Like other rivers flowing from the lower range of Himalayas, on the North bank of Brahmaputra and owing to existence in seismic zone the Subansiri also carries enormous silts in flood seasons and thereby has lost her stability in plains. The gradient of the riverbed in the gorge and boulder reach is very steep and in the plains it is much flatter. Enormous silt with high velocity gets deposited in the bed of the river itself in the plains causing aggravation and the river becomes braided resulting bank erosion. Formation of sandbars within the river also helps the bank erosion. The great earthquake of 1950 had also caused change of course of the river alongwith shallowing the river.

The dyke from Baghgaon to Ghuriagaon of the length of 9 (Nine) Km existed in lower Majuli was eroded away both by the Brahmaputra in the South and the Subansiri on the north. As such the lower reach of the island is in the process of extinction due to erosion.


The braided river Brahmaputra had developed a channel at down stream of Bessamora at Dakhinpat, namely Chumaimari channel, flowing along the southern side of the Brahmaputra dyke from Bessamora to Dakhinpat and than to Kamalabari.
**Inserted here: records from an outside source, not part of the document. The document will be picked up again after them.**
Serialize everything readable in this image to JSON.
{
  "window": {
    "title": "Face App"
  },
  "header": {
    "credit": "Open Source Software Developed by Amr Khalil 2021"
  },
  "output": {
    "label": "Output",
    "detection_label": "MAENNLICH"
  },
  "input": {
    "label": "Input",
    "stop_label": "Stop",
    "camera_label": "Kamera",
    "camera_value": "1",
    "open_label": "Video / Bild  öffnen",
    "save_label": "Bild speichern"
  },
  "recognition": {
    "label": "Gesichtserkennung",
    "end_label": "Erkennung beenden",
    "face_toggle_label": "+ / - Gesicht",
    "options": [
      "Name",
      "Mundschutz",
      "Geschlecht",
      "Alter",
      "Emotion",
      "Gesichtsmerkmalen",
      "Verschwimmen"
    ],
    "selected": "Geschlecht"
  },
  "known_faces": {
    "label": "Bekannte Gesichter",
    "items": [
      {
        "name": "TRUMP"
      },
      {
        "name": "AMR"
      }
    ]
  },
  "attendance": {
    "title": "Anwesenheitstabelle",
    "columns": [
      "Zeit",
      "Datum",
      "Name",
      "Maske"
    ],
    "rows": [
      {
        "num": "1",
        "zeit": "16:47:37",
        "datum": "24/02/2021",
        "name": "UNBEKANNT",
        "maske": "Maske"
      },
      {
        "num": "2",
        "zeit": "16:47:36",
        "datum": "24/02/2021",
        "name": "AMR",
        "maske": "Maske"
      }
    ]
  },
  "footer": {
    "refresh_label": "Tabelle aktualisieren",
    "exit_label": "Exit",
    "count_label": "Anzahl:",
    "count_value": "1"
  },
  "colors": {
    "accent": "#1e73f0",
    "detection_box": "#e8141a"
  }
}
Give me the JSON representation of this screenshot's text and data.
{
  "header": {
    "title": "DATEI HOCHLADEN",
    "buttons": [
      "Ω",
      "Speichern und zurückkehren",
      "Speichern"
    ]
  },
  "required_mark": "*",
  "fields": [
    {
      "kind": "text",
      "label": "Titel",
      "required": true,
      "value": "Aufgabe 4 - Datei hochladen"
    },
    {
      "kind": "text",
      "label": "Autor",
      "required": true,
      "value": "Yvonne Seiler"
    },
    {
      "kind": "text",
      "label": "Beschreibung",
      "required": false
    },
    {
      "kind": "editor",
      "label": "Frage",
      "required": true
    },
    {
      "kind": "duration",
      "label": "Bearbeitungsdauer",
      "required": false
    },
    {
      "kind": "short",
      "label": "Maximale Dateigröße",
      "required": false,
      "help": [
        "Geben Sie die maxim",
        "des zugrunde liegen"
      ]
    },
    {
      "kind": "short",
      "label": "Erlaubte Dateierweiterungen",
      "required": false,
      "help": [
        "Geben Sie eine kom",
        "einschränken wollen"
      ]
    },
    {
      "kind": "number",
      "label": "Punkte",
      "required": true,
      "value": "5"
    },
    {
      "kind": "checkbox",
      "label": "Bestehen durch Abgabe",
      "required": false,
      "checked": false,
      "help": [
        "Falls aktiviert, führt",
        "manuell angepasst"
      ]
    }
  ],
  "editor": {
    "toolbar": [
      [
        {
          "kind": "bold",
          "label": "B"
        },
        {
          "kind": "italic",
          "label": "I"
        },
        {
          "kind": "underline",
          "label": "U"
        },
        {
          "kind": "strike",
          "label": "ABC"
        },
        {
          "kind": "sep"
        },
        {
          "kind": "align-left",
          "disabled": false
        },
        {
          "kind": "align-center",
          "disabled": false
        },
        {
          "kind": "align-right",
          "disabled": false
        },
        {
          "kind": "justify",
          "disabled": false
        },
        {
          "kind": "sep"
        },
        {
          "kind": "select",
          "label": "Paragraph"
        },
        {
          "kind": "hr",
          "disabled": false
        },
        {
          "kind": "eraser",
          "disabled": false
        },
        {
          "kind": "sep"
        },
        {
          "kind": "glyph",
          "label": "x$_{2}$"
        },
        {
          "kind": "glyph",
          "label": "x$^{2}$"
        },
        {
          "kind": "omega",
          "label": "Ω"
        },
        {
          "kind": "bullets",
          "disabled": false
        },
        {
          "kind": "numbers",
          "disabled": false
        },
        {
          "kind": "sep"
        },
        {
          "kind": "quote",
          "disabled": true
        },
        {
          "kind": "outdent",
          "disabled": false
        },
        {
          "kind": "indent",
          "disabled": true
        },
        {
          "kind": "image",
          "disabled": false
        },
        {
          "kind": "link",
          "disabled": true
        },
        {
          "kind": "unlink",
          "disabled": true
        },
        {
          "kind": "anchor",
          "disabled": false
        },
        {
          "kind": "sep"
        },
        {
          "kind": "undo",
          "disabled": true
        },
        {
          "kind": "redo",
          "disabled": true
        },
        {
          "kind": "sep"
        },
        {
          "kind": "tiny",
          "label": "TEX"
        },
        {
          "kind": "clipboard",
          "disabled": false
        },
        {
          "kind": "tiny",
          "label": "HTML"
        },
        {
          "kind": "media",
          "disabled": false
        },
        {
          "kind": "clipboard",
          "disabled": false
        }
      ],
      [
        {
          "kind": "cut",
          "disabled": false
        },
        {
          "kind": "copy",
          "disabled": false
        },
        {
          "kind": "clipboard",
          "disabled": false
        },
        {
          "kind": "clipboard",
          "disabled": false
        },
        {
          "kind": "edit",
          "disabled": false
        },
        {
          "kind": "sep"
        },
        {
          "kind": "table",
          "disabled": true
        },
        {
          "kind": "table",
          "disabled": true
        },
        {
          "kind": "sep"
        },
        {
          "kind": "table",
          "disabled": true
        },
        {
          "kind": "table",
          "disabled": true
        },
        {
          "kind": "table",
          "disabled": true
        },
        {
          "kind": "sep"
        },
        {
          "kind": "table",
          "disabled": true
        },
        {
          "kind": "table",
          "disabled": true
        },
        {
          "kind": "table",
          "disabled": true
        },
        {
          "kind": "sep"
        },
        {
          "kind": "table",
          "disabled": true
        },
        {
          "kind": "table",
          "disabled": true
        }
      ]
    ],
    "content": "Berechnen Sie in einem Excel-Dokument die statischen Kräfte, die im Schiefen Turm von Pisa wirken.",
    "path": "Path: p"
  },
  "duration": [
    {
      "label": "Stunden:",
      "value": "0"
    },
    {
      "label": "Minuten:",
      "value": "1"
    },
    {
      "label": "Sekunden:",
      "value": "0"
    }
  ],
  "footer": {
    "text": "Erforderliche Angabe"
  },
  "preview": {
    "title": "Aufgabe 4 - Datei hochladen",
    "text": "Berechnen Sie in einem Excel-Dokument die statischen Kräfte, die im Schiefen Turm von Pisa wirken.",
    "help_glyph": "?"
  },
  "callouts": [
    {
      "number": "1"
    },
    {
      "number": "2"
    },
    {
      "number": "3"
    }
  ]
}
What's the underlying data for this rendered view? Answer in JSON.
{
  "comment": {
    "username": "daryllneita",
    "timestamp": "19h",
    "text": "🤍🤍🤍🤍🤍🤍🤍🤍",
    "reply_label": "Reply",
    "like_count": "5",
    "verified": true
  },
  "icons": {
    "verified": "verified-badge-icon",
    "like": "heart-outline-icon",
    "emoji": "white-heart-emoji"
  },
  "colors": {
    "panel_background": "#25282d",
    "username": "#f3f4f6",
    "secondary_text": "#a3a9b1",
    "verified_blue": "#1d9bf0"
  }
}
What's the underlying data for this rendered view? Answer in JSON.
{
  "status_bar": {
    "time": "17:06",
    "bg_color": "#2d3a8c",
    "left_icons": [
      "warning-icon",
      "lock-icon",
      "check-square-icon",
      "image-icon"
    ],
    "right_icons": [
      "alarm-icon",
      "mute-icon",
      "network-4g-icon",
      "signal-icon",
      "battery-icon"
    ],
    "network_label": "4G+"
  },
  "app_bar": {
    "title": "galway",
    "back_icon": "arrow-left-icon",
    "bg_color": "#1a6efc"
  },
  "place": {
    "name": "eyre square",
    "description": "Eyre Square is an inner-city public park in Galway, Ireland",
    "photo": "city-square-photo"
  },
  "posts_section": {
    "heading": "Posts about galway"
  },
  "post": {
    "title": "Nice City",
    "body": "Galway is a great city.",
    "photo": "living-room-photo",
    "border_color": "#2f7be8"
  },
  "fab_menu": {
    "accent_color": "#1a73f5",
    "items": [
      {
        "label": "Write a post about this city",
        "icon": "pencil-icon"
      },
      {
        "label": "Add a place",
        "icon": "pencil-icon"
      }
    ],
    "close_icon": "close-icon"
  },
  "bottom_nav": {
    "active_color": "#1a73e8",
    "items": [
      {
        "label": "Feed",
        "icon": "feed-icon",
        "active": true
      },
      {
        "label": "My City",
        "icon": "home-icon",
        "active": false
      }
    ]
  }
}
The channel, in the beginning, was very in significant but now it carries much more flood water with high velocity causing erosion of banks and thus caused the loss of the Brahmaputra dyke from Dakhinpat to Kamalabari at 5th Km in Aug'93. Now the width of the breach opening is nearly 2.00 km and the channel shifted towards Tuni rivulet and joined the latter on 14.8.94 at Nam Sonowal village. The breach opening has caused flooding of the area lying around Kamalabari Township and Kamalabari satra including bank erosion near the Kamalabari police station at its receding stage. Erosion of bank by the channel was also observed at 4th to 5th km of Tuni R/B embankment from Kamalabari to Burakalita and in the extremity of the island due to the Brahmaputra. Erosion of bank upstream of Dakhinpat and at Bessamora has been also noticed during the flood season of 1994. Further erosion of bank at Jengraimukh by Kherkotia Suti from the floods of Champara etc. has also been noticed during the flood season of 1993 and 1994.

The breach occurred in the dyke from Dakhinpat to Kamalabari extended to 2.5 km during the flood of 1995 and inundated a large area of the Kamalabari area and the gushing water extend into the Tuni River threatening the Kamalabari Satra and the town.

From past history also, it is, understood that Majuli island was subjected to the floods of the rivers on either side in high spate.

The following extracts from "A History of Assam", E.A. Gait shall corroborate this expression.

"In 1570 AD there was a flood which destroyed the crops and caused something like a famine. There was a heavy flood in 1642, many heads of cattle were washed away. Several earthquakes occurred in the same year. It has already been stated that the great flood of 1755 is responsible for change of course of the Brahmaputra."

In the recent years there were floods in the Brahmaputra in 1931, 1935, 1948, 1949, 1951, 1962, 1962, 1966, 1969, 1970, 1977, 1987, 1988, 1991 and 1996.

After 1950 earthquake, spilling of the Brahmaputra in the upper reaches of the island started in large scale and thus immediate measures had to be taken to contain the spilling by way of constructing embankment system. But the dyke systems have failed to block the fury of the legendary only male river in the world.

In 1998, the floodwaters submerged almost the entire island. Even the Satras, which are normally built on earthen embankments, were under 6-7 feet deep water. The Flood wiped out entire standing crops and rendered thousands of acres sterile depositing millions of tonnes of sand.

The ravaging waters also destroyed thousands of rare manuscripts. The satras are shaken by this ever-increasing fury of Baba Brahmaputra. Many of them (Auniati, Dakhinpat) have now decided to shift to mainland…This is going to make Majuli soulless-devoid of its spiritual identity!